Assignment. Make an exact copy of the records, with the pictures left out.

(Data extracted from a collection)
※

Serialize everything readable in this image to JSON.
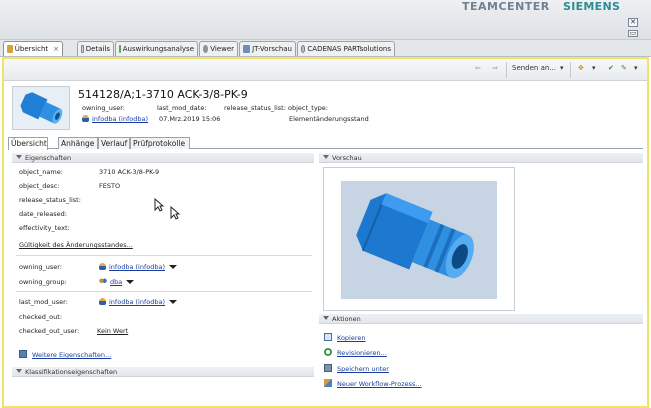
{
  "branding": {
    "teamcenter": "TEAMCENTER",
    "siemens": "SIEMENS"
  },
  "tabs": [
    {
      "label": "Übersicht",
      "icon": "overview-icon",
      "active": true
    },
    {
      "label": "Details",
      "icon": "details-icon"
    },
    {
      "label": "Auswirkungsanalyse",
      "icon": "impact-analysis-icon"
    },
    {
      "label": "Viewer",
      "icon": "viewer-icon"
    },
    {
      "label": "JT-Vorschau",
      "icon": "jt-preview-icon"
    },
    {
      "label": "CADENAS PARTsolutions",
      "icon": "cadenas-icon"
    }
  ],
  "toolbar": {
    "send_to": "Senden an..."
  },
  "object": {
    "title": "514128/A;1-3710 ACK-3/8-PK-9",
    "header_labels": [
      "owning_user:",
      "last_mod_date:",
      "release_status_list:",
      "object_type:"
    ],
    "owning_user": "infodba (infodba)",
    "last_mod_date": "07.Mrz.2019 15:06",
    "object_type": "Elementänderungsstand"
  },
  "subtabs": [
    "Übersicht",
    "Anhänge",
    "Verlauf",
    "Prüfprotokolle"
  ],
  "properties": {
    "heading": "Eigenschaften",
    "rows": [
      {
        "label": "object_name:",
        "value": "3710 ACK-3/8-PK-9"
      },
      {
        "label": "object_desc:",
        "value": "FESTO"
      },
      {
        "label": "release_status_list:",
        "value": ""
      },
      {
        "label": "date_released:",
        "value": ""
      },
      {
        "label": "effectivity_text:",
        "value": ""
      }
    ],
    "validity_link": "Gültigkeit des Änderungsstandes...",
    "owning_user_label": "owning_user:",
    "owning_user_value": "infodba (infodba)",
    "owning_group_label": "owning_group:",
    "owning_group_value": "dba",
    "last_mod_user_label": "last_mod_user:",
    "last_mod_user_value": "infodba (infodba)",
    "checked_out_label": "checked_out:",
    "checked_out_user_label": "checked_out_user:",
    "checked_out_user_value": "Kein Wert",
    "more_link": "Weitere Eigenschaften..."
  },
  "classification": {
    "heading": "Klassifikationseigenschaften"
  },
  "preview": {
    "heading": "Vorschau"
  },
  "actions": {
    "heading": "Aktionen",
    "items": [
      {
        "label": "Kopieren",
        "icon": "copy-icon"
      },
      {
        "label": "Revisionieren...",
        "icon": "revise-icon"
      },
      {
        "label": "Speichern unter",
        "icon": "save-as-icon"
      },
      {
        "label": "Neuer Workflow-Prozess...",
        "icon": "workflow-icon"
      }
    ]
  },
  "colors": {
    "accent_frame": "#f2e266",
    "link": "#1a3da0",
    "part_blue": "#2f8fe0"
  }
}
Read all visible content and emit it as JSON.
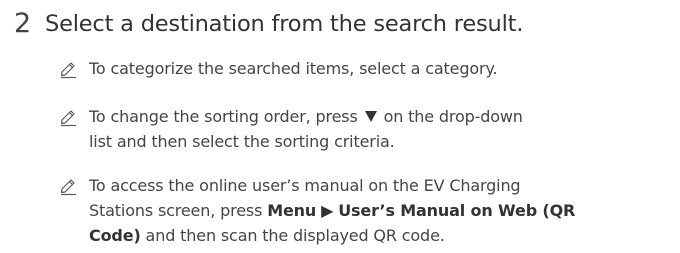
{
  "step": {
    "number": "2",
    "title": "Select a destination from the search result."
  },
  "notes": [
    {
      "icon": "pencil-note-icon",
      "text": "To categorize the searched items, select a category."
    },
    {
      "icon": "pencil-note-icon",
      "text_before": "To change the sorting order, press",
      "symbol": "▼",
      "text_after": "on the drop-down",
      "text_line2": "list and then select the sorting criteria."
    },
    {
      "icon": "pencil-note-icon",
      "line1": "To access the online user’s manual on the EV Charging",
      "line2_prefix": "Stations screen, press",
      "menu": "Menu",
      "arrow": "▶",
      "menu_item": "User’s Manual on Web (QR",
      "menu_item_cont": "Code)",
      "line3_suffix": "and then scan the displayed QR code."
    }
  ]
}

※

Answer.
Serialize everything readable in this image to JSON.
{
  "branding": {
    "teamcenter": "TEAMCENTER",
    "siemens": "SIEMENS"
  },
  "tabs": [
    {
      "label": "Übersicht",
      "icon": "overview-icon",
      "active": true
    },
    {
      "label": "Details",
      "icon": "details-icon"
    },
    {
      "label": "Auswirkungsanalyse",
      "icon": "impact-analysis-icon"
    },
    {
      "label": "Viewer",
      "icon": "viewer-icon"
    },
    {
      "label": "JT-Vorschau",
      "icon": "jt-preview-icon"
    },
    {
      "label": "CADENAS PARTsolutions",
      "icon": "cadenas-icon"
    }
  ],
  "toolbar": {
    "send_to": "Senden an..."
  },
  "object": {
    "title": "514128/A;1-3710 ACK-3/8-PK-9",
    "header_labels": [
      "owning_user:",
      "last_mod_date:",
      "release_status_list:",
      "object_type:"
    ],
    "owning_user": "infodba (infodba)",
    "last_mod_date": "07.Mrz.2019 15:06",
    "object_type": "Elementänderungsstand"
  },
  "subtabs": [
    "Übersicht",
    "Anhänge",
    "Verlauf",
    "Prüfprotokolle"
  ],
  "properties": {
    "heading": "Eigenschaften",
    "rows": [
      {
        "label": "object_name:",
        "value": "3710 ACK-3/8-PK-9"
      },
      {
        "label": "object_desc:",
        "value": "FESTO"
      },
      {
        "label": "release_status_list:",
        "value": ""
      },
      {
        "label": "date_released:",
        "value": ""
      },
      {
        "label": "effectivity_text:",
        "value": ""
      }
    ],
    "validity_link": "Gültigkeit des Änderungsstandes...",
    "owning_user_label": "owning_user:",
    "owning_user_value": "infodba (infodba)",
    "owning_group_label": "owning_group:",
    "owning_group_value": "dba",
    "last_mod_user_label": "last_mod_user:",
    "last_mod_user_value": "infodba (infodba)",
    "checked_out_label": "checked_out:",
    "checked_out_user_label": "checked_out_user:",
    "checked_out_user_value": "Kein Wert",
    "more_link": "Weitere Eigenschaften..."
  },
  "classification": {
    "heading": "Klassifikationseigenschaften"
  },
  "preview": {
    "heading": "Vorschau"
  },
  "actions": {
    "heading": "Aktionen",
    "items": [
      {
        "label": "Kopieren",
        "icon": "copy-icon"
      },
      {
        "label": "Revisionieren...",
        "icon": "revise-icon"
      },
      {
        "label": "Speichern unter",
        "icon": "save-as-icon"
      },
      {
        "label": "Neuer Workflow-Prozess...",
        "icon": "workflow-icon"
      }
    ]
  },
  "colors": {
    "accent_frame": "#f2e266",
    "link": "#1a3da0",
    "part_blue": "#2f8fe0"
  }
}
Read all visible content and emit it as JSON.
{
  "step": {
    "number": "2",
    "title": "Select a destination from the search result."
  },
  "notes": [
    {
      "icon": "pencil-note-icon",
      "text": "To categorize the searched items, select a category."
    },
    {
      "icon": "pencil-note-icon",
      "text_before": "To change the sorting order, press",
      "symbol": "▼",
      "text_after": "on the drop-down",
      "text_line2": "list and then select the sorting criteria."
    },
    {
      "icon": "pencil-note-icon",
      "line1": "To access the online user’s manual on the EV Charging",
      "line2_prefix": "Stations screen, press",
      "menu": "Menu",
      "arrow": "▶",
      "menu_item": "User’s Manual on Web (QR",
      "menu_item_cont": "Code)",
      "line3_suffix": "and then scan the displayed QR code."
    }
  ]
}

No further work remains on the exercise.